Will Withersoon, who the Gut Check believes will have an excellent
year as the MLB for the Rams, and the injury of Diggs makes the
Carolina linebacker corps a little bare. Second-year man Thomas
Davis came out of college as one of the hardest hitters in football
and he shows the same propensity to lay the smack down on ball
carriers now that he’s transitioned from safety to a more
natural position for his talents. Look for Davis to be a cheap
acquisition that pays dividends with his ability to ring up the
tackles for a strong Carolina defense.
Witherspoon is a consummate linebacker that will get his opportunity
to be a tackling machine as he switches from the WLB to the MLB
with the Rams in a base 4-3 defense. The veteran is an excellent
athlete and student of the game that excels both in run and pass
coverage. He could be a top-10 fantasy LB at a bargain rate.
Ernie Sims plays with speed and intensity. He seems small for
the position, but so does London Fletcher and as did Dexter Coakley,

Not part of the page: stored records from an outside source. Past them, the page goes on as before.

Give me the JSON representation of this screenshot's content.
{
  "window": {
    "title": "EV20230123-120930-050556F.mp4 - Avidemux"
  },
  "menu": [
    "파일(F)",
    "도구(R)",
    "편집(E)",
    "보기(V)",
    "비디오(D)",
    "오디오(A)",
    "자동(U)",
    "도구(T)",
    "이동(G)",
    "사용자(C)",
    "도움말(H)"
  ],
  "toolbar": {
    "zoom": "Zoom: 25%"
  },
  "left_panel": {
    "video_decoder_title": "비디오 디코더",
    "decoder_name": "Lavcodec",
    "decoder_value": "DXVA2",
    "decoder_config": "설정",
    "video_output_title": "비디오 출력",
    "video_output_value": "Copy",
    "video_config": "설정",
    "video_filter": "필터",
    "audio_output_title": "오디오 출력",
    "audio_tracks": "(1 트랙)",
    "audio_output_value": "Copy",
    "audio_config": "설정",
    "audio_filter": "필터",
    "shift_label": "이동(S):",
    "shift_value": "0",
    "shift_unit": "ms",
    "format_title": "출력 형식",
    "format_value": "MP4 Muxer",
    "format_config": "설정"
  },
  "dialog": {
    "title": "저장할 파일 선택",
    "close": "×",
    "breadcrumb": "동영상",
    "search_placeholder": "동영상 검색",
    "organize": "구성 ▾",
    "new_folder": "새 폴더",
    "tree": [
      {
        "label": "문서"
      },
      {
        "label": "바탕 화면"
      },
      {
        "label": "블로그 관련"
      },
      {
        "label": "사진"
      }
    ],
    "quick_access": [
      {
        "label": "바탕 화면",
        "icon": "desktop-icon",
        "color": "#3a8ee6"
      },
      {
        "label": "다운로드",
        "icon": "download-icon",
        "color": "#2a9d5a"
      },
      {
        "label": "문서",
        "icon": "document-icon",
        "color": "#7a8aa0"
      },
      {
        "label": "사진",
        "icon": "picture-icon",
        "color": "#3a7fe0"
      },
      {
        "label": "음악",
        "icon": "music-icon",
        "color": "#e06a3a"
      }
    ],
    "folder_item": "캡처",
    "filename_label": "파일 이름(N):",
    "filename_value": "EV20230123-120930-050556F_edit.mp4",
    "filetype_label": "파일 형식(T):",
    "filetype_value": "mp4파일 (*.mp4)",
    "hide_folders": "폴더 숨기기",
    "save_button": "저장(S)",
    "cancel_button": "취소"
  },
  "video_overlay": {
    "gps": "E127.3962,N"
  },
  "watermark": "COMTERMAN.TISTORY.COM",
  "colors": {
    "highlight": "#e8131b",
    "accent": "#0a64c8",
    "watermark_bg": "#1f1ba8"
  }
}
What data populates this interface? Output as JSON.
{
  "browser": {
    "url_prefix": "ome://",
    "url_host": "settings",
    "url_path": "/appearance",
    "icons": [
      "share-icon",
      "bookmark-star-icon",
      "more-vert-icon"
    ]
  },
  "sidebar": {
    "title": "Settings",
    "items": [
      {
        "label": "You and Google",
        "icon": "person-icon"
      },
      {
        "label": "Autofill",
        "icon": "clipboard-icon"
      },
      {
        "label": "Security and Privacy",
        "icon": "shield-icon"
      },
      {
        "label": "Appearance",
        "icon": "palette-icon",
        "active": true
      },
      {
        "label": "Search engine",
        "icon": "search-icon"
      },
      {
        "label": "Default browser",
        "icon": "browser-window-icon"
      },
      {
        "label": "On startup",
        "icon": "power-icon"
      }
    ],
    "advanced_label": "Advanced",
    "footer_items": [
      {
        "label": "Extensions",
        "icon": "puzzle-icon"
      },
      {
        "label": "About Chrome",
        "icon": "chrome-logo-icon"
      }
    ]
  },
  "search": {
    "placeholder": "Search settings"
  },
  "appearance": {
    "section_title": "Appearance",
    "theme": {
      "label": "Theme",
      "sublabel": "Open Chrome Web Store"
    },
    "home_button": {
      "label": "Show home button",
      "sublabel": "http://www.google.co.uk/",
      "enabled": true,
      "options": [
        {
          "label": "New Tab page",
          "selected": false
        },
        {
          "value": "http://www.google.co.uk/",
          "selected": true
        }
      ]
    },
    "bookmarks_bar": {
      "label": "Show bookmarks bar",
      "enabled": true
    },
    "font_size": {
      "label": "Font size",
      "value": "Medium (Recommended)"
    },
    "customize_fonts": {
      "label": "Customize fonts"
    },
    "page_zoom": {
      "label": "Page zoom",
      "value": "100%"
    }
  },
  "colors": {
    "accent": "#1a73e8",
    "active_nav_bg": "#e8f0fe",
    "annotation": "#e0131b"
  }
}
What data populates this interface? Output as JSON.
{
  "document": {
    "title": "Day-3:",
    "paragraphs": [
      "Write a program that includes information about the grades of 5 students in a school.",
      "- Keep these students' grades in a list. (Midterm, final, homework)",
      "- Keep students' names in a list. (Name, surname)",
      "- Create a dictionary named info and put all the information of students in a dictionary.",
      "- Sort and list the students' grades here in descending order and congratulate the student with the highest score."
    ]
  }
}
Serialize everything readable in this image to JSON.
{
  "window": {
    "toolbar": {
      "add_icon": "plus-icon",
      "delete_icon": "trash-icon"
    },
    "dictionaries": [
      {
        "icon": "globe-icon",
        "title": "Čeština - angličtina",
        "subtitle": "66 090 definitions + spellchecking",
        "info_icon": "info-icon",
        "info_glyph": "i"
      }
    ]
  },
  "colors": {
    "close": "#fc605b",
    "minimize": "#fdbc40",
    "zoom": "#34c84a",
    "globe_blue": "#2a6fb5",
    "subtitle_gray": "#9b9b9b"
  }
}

and Sam Mills. Matt Millen may have a questionable track record
as a GM and Rod Marinelli is a new coach, but both understand
defense and linebackers. Look for Sims to make an impact early
and at some point earn some recommendations for defensive rookie
of the year honors.
Kevin Burnett is a second year linebacker out of Tennessee that
is coming back from a rookie year filled with injury. The Cowboys
Jerry Jones was anxious to see Burnett perform this preseason.
Parcells has been tutoring Burnett individual on pass rushing
techniques and it won’t be surprising if the linebacker
makes an impact this year. A former safety turned linebacker,
Burnett is a smart player that should grow into an underrated
performer in real and fantasy football. He should be the ultimate
bargain with upside in your IDP drafts.
Cornerbacks: Will Allen can
tackle and he arrived to a Dolphin team that needed to upgrade
this skill in their secondary. When healthy, Allen is a solid
fantasy performer with potential for big games at his position.
Fabian Washington along with Stanford Routt, were the two Raider
corners picked in the 2005 draft that were panned as certain busts.
While the Gut Check never watched Routt in college, he did see
a lot of Washington and feels whatever draft analysts and writers
bad-mouthing his game were premature. Washington is at times too
aggressive, but he’s a fine athlete and decent tackler.
He has very good ball skills once he intercepts a pass—he
scored 10 career touchdowns at Nebraska, 5 were off kick returns.
Look for Washington to make the jump this year.
Safeties: Madieu Williams was
a great value as a rookie, but like WR Michael Clayton, suffered
through a sophomore slump due to injury. Look for the Bengals
safety to bounce back with a big year in 2006. He’s a ball-hawking
player with decent tackling skills that should have more opportunities
to rise to the occasion. Michael Huff has the skills to be the
next fantasy football version of Williams. As long as he is healthy
enough to take the field, he will be the starter for Oakland.
This is a sound tackler with the athletic skills to be a competent
corner. He should upgrade the Raiders secondary and your team
with a late pick.